Description of the task:
Scan the data below and work out how many of its lines contain the word "regedit". Give only that number.
** Opening Material for this task block **
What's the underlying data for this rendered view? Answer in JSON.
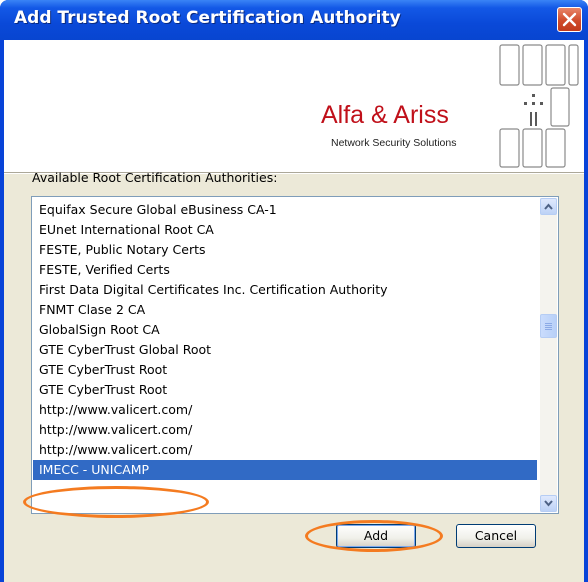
{
  "window": {
    "title": "Add Trusted Root Certification Authority"
  },
  "banner": {
    "logo_name": "Alfa & Ariss",
    "logo_tagline": "Network Security Solutions"
  },
  "list": {
    "label": "Available Root Certification Authorities:",
    "items": [
      "Equifax Secure Global eBusiness CA-1",
      "EUnet International Root CA",
      "FESTE, Public Notary Certs",
      "FESTE, Verified Certs",
      "First Data Digital Certificates Inc. Certification Authority",
      "FNMT Clase 2 CA",
      "GlobalSign Root CA",
      "GTE CyberTrust Global Root",
      "GTE CyberTrust Root",
      "GTE CyberTrust Root",
      "http://www.valicert.com/",
      "http://www.valicert.com/",
      "http://www.valicert.com/",
      "IMECC - UNICAMP"
    ],
    "selected_index": 13
  },
  "buttons": {
    "add_label": "Add",
    "cancel_label": "Cancel"
  },
  "colors": {
    "titlebar": "#0a49d8",
    "selection": "#316ac5",
    "annotation": "#f47b20",
    "logo_red": "#c0101a"
  },
  "icons": {
    "close": "close-icon",
    "scroll_up": "chevron-up-icon",
    "scroll_down": "chevron-down-icon"
  }
}
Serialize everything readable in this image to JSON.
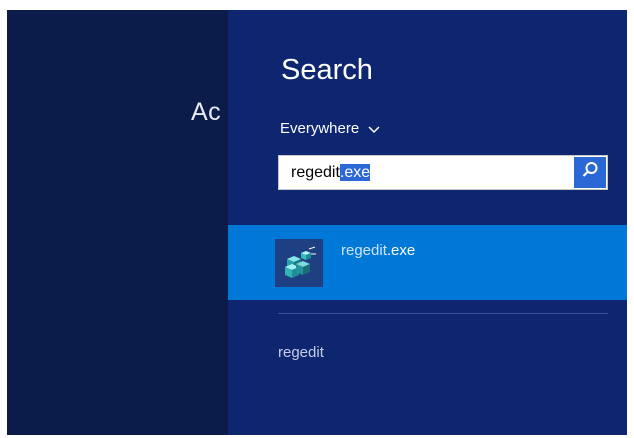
{
  "background": {
    "partial_text": "Ac"
  },
  "search_panel": {
    "title": "Search",
    "scope_label": "Everywhere",
    "query_typed": "regedit",
    "query_selected": ".exe",
    "results": [
      {
        "name_plain": "regedit",
        "name_highlight": ".exe",
        "icon": "registry-editor-icon"
      }
    ],
    "suggestions": [
      "regedit"
    ]
  },
  "colors": {
    "background": "#0b1c4a",
    "panel": "#0e2570",
    "accent": "#0078d7",
    "selection": "#2c67d6"
  }
}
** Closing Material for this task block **
Answer space:
3